### The records
● ● ● ● ● ● ●

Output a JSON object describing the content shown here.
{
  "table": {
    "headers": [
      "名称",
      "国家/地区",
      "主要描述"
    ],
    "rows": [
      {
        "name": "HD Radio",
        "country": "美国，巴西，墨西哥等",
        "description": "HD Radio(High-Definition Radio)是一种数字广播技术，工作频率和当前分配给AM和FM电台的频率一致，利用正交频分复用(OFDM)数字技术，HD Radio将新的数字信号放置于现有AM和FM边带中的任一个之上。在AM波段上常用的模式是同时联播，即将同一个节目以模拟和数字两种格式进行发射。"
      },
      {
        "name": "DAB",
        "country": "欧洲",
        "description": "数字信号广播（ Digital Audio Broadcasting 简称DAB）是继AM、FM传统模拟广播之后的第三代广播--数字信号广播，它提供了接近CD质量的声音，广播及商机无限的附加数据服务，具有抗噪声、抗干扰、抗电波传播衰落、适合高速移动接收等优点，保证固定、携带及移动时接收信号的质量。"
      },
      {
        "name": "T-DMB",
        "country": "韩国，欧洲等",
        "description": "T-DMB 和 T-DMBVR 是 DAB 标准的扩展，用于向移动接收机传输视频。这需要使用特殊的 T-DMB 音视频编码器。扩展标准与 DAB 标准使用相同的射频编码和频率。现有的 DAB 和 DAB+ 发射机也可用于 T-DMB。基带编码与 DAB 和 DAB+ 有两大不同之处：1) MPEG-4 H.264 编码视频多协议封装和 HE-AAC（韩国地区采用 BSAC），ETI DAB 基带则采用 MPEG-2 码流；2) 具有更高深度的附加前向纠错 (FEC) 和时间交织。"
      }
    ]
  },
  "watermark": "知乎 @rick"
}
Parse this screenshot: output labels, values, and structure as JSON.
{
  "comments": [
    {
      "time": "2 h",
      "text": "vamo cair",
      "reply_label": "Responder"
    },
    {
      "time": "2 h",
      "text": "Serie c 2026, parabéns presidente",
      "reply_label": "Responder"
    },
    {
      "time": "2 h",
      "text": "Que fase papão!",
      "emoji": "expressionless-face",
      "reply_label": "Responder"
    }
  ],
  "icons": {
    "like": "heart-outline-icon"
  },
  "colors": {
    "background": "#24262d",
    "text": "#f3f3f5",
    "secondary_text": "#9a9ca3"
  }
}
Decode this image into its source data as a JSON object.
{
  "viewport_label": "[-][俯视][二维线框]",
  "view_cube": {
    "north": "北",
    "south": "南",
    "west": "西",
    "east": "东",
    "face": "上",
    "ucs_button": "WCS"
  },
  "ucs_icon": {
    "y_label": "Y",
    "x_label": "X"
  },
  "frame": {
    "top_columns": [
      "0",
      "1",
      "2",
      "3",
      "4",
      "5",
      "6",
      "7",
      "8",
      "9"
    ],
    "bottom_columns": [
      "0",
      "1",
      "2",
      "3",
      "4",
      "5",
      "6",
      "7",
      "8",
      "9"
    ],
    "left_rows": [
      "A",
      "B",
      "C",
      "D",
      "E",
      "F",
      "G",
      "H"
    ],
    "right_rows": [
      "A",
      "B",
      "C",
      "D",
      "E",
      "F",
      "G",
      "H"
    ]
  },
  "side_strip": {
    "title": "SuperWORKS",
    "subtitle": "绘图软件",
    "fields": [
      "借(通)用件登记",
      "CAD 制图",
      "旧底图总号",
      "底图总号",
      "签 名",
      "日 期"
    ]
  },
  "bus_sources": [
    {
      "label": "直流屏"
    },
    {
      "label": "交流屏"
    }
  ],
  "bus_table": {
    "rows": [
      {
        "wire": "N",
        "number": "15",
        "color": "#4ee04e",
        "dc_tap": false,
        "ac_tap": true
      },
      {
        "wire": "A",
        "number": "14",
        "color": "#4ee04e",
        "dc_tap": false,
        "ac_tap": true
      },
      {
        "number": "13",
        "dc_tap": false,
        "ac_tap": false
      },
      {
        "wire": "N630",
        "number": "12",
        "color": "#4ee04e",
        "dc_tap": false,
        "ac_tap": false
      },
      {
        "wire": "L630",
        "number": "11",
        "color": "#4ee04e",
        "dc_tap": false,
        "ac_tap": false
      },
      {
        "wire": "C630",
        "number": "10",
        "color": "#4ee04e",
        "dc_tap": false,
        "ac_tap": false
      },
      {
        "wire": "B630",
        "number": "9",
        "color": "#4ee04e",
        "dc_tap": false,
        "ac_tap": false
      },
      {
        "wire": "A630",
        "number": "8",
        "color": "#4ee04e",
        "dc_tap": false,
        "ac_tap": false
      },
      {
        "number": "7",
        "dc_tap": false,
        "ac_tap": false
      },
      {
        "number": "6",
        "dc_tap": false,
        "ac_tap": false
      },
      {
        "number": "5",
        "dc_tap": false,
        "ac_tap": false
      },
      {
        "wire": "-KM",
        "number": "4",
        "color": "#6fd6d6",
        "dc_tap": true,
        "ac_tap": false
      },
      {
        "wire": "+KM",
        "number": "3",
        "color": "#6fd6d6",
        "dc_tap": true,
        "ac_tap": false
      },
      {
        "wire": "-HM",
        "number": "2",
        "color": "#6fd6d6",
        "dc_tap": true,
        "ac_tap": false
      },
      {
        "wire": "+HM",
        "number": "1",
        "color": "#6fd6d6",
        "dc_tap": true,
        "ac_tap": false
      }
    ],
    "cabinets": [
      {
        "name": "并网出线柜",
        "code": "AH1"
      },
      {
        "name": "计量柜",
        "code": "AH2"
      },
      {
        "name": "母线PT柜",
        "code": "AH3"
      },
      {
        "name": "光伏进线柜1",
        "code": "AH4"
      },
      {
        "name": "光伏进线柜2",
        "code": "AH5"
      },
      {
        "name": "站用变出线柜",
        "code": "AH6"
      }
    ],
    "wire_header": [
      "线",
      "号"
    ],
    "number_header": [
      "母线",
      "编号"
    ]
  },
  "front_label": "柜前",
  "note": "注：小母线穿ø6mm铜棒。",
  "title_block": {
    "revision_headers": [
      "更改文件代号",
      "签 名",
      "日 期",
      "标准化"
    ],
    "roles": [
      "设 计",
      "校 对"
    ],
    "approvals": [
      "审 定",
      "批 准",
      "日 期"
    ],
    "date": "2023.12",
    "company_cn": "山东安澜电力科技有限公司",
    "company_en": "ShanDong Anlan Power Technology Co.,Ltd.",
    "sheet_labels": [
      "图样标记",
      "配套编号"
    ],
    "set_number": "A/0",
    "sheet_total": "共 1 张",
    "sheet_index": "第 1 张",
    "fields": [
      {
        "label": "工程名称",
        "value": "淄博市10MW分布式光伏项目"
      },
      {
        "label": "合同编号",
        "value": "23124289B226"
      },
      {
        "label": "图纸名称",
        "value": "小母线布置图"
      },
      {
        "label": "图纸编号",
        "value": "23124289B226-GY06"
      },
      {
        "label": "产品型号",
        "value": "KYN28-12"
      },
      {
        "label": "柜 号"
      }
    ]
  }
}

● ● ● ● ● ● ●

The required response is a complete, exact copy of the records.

Output a JSON object describing the content shown here.
{
  "table": {
    "headers": [
      "名称",
      "国家/地区",
      "主要描述"
    ],
    "rows": [
      {
        "name": "HD Radio",
        "country": "美国，巴西，墨西哥等",
        "description": "HD Radio(High-Definition Radio)是一种数字广播技术，工作频率和当前分配给AM和FM电台的频率一致，利用正交频分复用(OFDM)数字技术，HD Radio将新的数字信号放置于现有AM和FM边带中的任一个之上。在AM波段上常用的模式是同时联播，即将同一个节目以模拟和数字两种格式进行发射。"
      },
      {
        "name": "DAB",
        "country": "欧洲",
        "description": "数字信号广播（ Digital Audio Broadcasting 简称DAB）是继AM、FM传统模拟广播之后的第三代广播--数字信号广播，它提供了接近CD质量的声音，广播及商机无限的附加数据服务，具有抗噪声、抗干扰、抗电波传播衰落、适合高速移动接收等优点，保证固定、携带及移动时接收信号的质量。"
      },
      {
        "name": "T-DMB",
        "country": "韩国，欧洲等",
        "description": "T-DMB 和 T-DMBVR 是 DAB 标准的扩展，用于向移动接收机传输视频。这需要使用特殊的 T-DMB 音视频编码器。扩展标准与 DAB 标准使用相同的射频编码和频率。现有的 DAB 和 DAB+ 发射机也可用于 T-DMB。基带编码与 DAB 和 DAB+ 有两大不同之处：1) MPEG-4 H.264 编码视频多协议封装和 HE-AAC（韩国地区采用 BSAC），ETI DAB 基带则采用 MPEG-2 码流；2) 具有更高深度的附加前向纠错 (FEC) 和时间交织。"
      }
    ]
  },
  "watermark": "知乎 @rick"
}
Parse this screenshot: output labels, values, and structure as JSON.
{
  "comments": [
    {
      "time": "2 h",
      "text": "vamo cair",
      "reply_label": "Responder"
    },
    {
      "time": "2 h",
      "text": "Serie c 2026, parabéns presidente",
      "reply_label": "Responder"
    },
    {
      "time": "2 h",
      "text": "Que fase papão!",
      "emoji": "expressionless-face",
      "reply_label": "Responder"
    }
  ],
  "icons": {
    "like": "heart-outline-icon"
  },
  "colors": {
    "background": "#24262d",
    "text": "#f3f3f5",
    "secondary_text": "#9a9ca3"
  }
}
Decode this image into its source data as a JSON object.
{
  "viewport_label": "[-][俯视][二维线框]",
  "view_cube": {
    "north": "北",
    "south": "南",
    "west": "西",
    "east": "东",
    "face": "上",
    "ucs_button": "WCS"
  },
  "ucs_icon": {
    "y_label": "Y",
    "x_label": "X"
  },
  "frame": {
    "top_columns": [
      "0",
      "1",
      "2",
      "3",
      "4",
      "5",
      "6",
      "7",
      "8",
      "9"
    ],
    "bottom_columns": [
      "0",
      "1",
      "2",
      "3",
      "4",
      "5",
      "6",
      "7",
      "8",
      "9"
    ],
    "left_rows": [
      "A",
      "B",
      "C",
      "D",
      "E",
      "F",
      "G",
      "H"
    ],
    "right_rows": [
      "A",
      "B",
      "C",
      "D",
      "E",
      "F",
      "G",
      "H"
    ]
  },
  "side_strip": {
    "title": "SuperWORKS",
    "subtitle": "绘图软件",
    "fields": [
      "借(通)用件登记",
      "CAD 制图",
      "旧底图总号",
      "底图总号",
      "签 名",
      "日 期"
    ]
  },
  "bus_sources": [
    {
      "label": "直流屏"
    },
    {
      "label": "交流屏"
    }
  ],
  "bus_table": {
    "rows": [
      {
        "wire": "N",
        "number": "15",
        "color": "#4ee04e",
        "dc_tap": false,
        "ac_tap": true
      },
      {
        "wire": "A",
        "number": "14",
        "color": "#4ee04e",
        "dc_tap": false,
        "ac_tap": true
      },
      {
        "number": "13",
        "dc_tap": false,
        "ac_tap": false
      },
      {
        "wire": "N630",
        "number": "12",
        "color": "#4ee04e",
        "dc_tap": false,
        "ac_tap": false
      },
      {
        "wire": "L630",
        "number": "11",
        "color": "#4ee04e",
        "dc_tap": false,
        "ac_tap": false
      },
      {
        "wire": "C630",
        "number": "10",
        "color": "#4ee04e",
        "dc_tap": false,
        "ac_tap": false
      },
      {
        "wire": "B630",
        "number": "9",
        "color": "#4ee04e",
        "dc_tap": false,
        "ac_tap": false
      },
      {
        "wire": "A630",
        "number": "8",
        "color": "#4ee04e",
        "dc_tap": false,
        "ac_tap": false
      },
      {
        "number": "7",
        "dc_tap": false,
        "ac_tap": false
      },
      {
        "number": "6",
        "dc_tap": false,
        "ac_tap": false
      },
      {
        "number": "5",
        "dc_tap": false,
        "ac_tap": false
      },
      {
        "wire": "-KM",
        "number": "4",
        "color": "#6fd6d6",
        "dc_tap": true,
        "ac_tap": false
      },
      {
        "wire": "+KM",
        "number": "3",
        "color": "#6fd6d6",
        "dc_tap": true,
        "ac_tap": false
      },
      {
        "wire": "-HM",
        "number": "2",
        "color": "#6fd6d6",
        "dc_tap": true,
        "ac_tap": false
      },
      {
        "wire": "+HM",
        "number": "1",
        "color": "#6fd6d6",
        "dc_tap": true,
        "ac_tap": false
      }
    ],
    "cabinets": [
      {
        "name": "并网出线柜",
        "code": "AH1"
      },
      {
        "name": "计量柜",
        "code": "AH2"
      },
      {
        "name": "母线PT柜",
        "code": "AH3"
      },
      {
        "name": "光伏进线柜1",
        "code": "AH4"
      },
      {
        "name": "光伏进线柜2",
        "code": "AH5"
      },
      {
        "name": "站用变出线柜",
        "code": "AH6"
      }
    ],
    "wire_header": [
      "线",
      "号"
    ],
    "number_header": [
      "母线",
      "编号"
    ]
  },
  "front_label": "柜前",
  "note": "注：小母线穿ø6mm铜棒。",
  "title_block": {
    "revision_headers": [
      "更改文件代号",
      "签 名",
      "日 期",
      "标准化"
    ],
    "roles": [
      "设 计",
      "校 对"
    ],
    "approvals": [
      "审 定",
      "批 准",
      "日 期"
    ],
    "date": "2023.12",
    "company_cn": "山东安澜电力科技有限公司",
    "company_en": "ShanDong Anlan Power Technology Co.,Ltd.",
    "sheet_labels": [
      "图样标记",
      "配套编号"
    ],
    "set_number": "A/0",
    "sheet_total": "共 1 张",
    "sheet_index": "第 1 张",
    "fields": [
      {
        "label": "工程名称",
        "value": "淄博市10MW分布式光伏项目"
      },
      {
        "label": "合同编号",
        "value": "23124289B226"
      },
      {
        "label": "图纸名称",
        "value": "小母线布置图"
      },
      {
        "label": "图纸编号",
        "value": "23124289B226-GY06"
      },
      {
        "label": "产品型号",
        "value": "KYN28-12"
      },
      {
        "label": "柜 号"
      }
    ]
  }
}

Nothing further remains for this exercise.